The lines to copy are those holding the string "this" in the entries below.

*** Material for the task Section Begins ***

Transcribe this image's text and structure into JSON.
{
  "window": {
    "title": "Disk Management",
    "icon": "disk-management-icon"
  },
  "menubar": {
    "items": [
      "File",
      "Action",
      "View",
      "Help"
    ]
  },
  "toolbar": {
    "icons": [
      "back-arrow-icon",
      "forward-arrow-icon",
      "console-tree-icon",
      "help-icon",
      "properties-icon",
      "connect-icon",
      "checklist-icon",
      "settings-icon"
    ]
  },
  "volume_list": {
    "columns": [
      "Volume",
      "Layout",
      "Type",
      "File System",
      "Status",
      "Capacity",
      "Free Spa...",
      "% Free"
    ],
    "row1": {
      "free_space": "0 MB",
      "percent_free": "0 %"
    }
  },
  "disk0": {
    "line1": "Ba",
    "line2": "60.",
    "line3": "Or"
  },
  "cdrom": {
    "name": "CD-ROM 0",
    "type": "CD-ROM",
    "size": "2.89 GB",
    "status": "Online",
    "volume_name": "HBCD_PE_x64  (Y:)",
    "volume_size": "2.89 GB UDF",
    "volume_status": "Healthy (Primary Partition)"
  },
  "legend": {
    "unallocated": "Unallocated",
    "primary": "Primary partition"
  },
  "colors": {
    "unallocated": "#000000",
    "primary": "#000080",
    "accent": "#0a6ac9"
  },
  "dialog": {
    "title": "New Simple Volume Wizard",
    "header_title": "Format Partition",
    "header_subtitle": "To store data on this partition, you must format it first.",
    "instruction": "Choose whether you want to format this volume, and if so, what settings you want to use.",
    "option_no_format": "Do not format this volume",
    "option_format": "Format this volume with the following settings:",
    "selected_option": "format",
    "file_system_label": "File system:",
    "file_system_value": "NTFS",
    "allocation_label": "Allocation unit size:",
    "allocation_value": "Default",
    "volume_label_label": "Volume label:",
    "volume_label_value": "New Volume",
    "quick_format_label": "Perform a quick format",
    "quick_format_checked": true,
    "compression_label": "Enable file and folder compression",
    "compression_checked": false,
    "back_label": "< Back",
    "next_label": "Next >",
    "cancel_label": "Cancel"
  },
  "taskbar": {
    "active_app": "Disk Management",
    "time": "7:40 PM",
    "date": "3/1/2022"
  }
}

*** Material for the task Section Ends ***

• [Written answer]
Transcribe this image's text and structure into JSON.
    "header_subtitle": "To store data on this partition, you must format it first.",
    "instruction": "Choose whether you want to format this volume, and if so, what settings you want to use.",
    "option_no_format": "Do not format this volume",
    "option_format": "Format this volume with the following settings:",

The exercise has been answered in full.